Free agency has been the Yankees' way of supplementing an underwhelming farm system over the years, but those contracts have turned ugly at various points. The market for players generally overpays them in years to provide security, so you have to give Carlos Beltran a three-year deal to play right field even when his body is no longer up to the task. That's just the price of doing business these days. Usually the team can bank on the first couple years of the deal being a success to make up for some cringe-worthy parts at the end, but the opposite played out for Headley in the first year of his deal. He had the worst season of his career thus far both at the plate and in the field. He crushed his previous high in errors after inexplicably developing something that looked an awful lot like the yips.

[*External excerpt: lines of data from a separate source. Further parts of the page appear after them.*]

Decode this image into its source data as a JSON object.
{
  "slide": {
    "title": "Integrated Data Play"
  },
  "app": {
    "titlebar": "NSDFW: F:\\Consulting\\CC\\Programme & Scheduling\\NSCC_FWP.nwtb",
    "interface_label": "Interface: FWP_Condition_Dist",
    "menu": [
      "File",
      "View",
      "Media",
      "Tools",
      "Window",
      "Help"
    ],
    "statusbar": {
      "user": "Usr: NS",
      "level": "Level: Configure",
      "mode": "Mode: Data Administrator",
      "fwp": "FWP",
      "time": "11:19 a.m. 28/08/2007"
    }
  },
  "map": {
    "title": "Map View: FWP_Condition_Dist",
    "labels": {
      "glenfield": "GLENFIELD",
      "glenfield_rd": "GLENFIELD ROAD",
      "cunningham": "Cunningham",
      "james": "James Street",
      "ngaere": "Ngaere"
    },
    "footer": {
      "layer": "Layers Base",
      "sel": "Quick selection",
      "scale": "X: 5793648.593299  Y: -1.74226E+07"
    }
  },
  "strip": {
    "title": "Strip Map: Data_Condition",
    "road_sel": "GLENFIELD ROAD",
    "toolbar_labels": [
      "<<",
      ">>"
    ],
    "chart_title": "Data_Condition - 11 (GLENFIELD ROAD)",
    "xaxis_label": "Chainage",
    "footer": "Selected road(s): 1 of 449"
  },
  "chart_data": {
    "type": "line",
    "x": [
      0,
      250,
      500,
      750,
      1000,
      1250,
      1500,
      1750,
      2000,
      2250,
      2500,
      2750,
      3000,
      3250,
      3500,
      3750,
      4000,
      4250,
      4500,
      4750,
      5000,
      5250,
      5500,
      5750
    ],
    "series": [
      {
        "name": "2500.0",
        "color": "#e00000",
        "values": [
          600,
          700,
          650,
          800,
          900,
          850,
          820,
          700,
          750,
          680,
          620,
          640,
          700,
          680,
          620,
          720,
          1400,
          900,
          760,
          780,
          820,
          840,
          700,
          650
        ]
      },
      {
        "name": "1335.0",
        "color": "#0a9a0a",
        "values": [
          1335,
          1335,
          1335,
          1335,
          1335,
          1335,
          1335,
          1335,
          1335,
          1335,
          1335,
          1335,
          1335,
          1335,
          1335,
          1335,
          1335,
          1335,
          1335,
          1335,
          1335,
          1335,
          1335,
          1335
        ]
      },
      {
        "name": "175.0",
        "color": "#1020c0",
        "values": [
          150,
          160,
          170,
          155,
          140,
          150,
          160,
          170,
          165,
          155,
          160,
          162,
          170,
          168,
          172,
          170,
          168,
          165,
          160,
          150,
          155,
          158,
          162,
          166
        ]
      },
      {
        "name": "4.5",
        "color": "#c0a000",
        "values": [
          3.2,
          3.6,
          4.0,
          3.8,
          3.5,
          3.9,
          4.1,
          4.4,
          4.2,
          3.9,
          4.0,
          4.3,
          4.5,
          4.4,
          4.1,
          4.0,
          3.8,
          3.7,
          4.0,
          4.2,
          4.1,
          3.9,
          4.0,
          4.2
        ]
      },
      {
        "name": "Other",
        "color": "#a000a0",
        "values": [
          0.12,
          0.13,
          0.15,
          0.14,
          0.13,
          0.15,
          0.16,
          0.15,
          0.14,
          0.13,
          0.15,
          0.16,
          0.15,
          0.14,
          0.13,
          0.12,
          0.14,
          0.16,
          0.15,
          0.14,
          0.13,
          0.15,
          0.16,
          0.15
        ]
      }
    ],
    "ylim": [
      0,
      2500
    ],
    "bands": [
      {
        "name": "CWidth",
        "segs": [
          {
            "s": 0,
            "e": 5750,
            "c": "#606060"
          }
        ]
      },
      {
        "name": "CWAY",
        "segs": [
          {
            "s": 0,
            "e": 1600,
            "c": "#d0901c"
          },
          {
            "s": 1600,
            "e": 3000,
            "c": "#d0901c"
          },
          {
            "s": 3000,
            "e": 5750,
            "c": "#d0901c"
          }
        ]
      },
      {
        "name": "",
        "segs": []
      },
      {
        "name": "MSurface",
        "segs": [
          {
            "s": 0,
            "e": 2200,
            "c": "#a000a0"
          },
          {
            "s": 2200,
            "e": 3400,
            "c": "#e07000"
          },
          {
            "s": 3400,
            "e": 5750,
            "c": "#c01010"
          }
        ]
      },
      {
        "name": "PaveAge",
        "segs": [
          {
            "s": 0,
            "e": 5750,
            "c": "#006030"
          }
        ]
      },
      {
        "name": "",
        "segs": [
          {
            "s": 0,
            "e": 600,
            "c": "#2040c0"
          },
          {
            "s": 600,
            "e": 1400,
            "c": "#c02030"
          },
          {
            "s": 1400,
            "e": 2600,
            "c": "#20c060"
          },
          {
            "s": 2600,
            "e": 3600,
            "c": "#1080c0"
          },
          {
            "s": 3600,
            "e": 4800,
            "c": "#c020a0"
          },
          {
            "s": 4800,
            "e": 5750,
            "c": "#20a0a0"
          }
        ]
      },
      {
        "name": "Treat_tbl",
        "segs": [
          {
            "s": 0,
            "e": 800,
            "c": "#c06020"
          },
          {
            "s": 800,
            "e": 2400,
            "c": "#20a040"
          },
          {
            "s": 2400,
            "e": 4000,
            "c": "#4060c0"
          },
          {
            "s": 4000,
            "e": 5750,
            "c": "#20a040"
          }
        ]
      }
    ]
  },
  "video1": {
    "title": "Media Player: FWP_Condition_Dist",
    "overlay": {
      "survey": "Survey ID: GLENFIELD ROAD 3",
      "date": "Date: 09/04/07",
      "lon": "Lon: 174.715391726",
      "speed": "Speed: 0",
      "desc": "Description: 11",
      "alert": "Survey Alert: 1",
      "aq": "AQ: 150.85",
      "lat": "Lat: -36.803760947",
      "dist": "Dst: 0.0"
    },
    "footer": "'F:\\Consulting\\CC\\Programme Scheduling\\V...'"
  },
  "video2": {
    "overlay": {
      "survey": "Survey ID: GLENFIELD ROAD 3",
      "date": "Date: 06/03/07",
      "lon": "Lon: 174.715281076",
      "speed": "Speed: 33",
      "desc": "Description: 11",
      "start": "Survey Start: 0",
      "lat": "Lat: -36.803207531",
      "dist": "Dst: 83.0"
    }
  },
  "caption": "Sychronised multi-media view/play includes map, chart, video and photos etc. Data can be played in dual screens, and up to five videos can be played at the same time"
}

Headley is still young enough to turn things around for the next couple years of his contract. Hopefully he has worked out the kinks in his defense for a resurgent season in 2015. It's still too soon to judge the deal as a total failure, especially when the Yankees were pretty much without an alternative at the position. It is very possible that the deal goes down as another bad one in the history of bad deals, but that is the risk of having to dive into the free agent market. The farm system has started to look more promising recently, giving the team more of a choice when it comes to deciding to bite the bullet on big contracts with uncertain futures. In the grand scheme of things, even a bad four-year deal won't tank things too badly. At least they didn't sign Sandoval.